Venice has a tempestuous love affair with the world. Millions of adoring fans visit La Serenissima each year, lured by the sirens of the Adriatic – gondolas, waterways and the dream of birds fluttering up from St Mark’s flagstones. But if three’s a crowd, then 30 000 is a crush and the combination of cramped bridges, high prices and humidity leave many swearing off the city for life.
Perhaps I’ve spent too much time squashed on the London Underground, but in Venice there’s still real beauty to be found. Yes, the sight of sweaty tourists and adverts swamping the Bridge of Sighs is off-putting, but buongiorno? The rest of Venice is as captivating as ever and it’s only a footbridge away.
My latest trip to Venice left me with just over twelve hours in this watery playground. Enough time to make the pilgrimage to St Mark’s Square, say hello to the pigeons, scramble through the masses on the Rialto Bridge and enjoy a plateful of polenta and cuttlefish served in the trademark black ink sauce.
With a couple of hours to spare, I wandered off piste, turning right onto the Strada Nova and just drifting along. At the very first corner I found myself alone, accompanied only by the lapping of the water and my footsteps on the stone. Glossy black gondolas stood idle, wrapped up in canvas for Sunday’s day of rest. Venice may only have a few thousand true residents and an empire long since gone but behind the “I Love Venice” T-shirts people still live everyday lives.

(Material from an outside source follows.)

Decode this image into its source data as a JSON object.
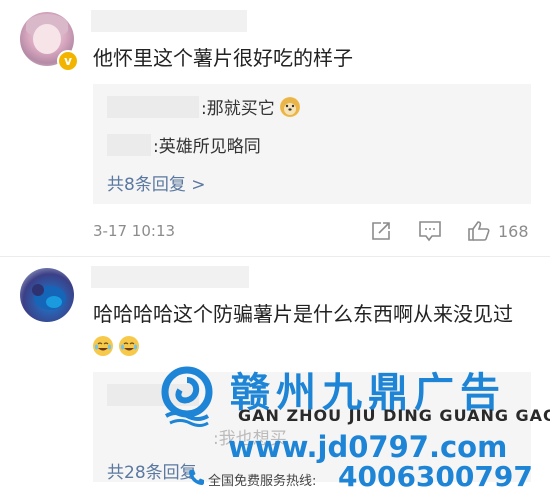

Lines of laundry stretch along the peeling plaster and painted shutters like flags on a village fete. Tanned men in loafers drive their speedboats too fast, sloshing foam onto the brickwork that looks as though it has seen it all. There’s the sound of a baby crying and the smell of freshly baked bread.
Another canal takes me past a vegetable market, where chubby cherry tomatoes and stout pumpkin-sized ones change hands beneath the shade of a church tower. A male voice choir entertains in one piazza, while a saxophonist lets rip in another. Gondoliers in stripy T-shirts smoke and read the newspaper, their straw hats tilted to protect them from the sun.
Then I cross the Ponte de Gheto Novo, the wrought-iron bridge that carries me into the square of the same name. As it turns out, I have been wandering through the district of Il Ghetto, the small enclave of Venice that gave its name to every sad and squalid ghetto ever since.
In the 14th century, this was the Jewish area. Closed gates enforced a curfew at night, property rights were restricted and Jewish citizens had to identify themselves by wearing a badge. This sounded to me like the beginning of the holocaust but apparently, in the Middle Ages, such treatment was mild in comparison to persecution elsewhere. Jewish refugees arrived here from Spain, Portugal and the outposts of the Ottoman Empire, building upwards and upwards in this cramped corner of relative peace.
Today those boundaries have long since gone, leaving butter-coloured walls and dark-chocolate shutters overlooking the children who play in the square. A bustling restaurant serves kosher food, stars of David glitter in traditional Venetian glass and synagogues operate freely.
In one corner in the shade, a set of metallic plaques commemorate the 200 or so Jews sent to the death camps during the Second World War. Surrounded by the romance of the sleek gondolas and the wealth of historic art, this atrocity seems somehow even harder to comprehend than usual.
Walking past students sitting cross-legged in doorways and sketching in charcoal, I realise that the ghetto that spawned them all doesn’t dwell in the past. Handmade posters name countries, detail times and catalogue dates – but it’s not a tourist-driven schedule, nor an historic monument. It’s the programme for the 2010 Football World Cup.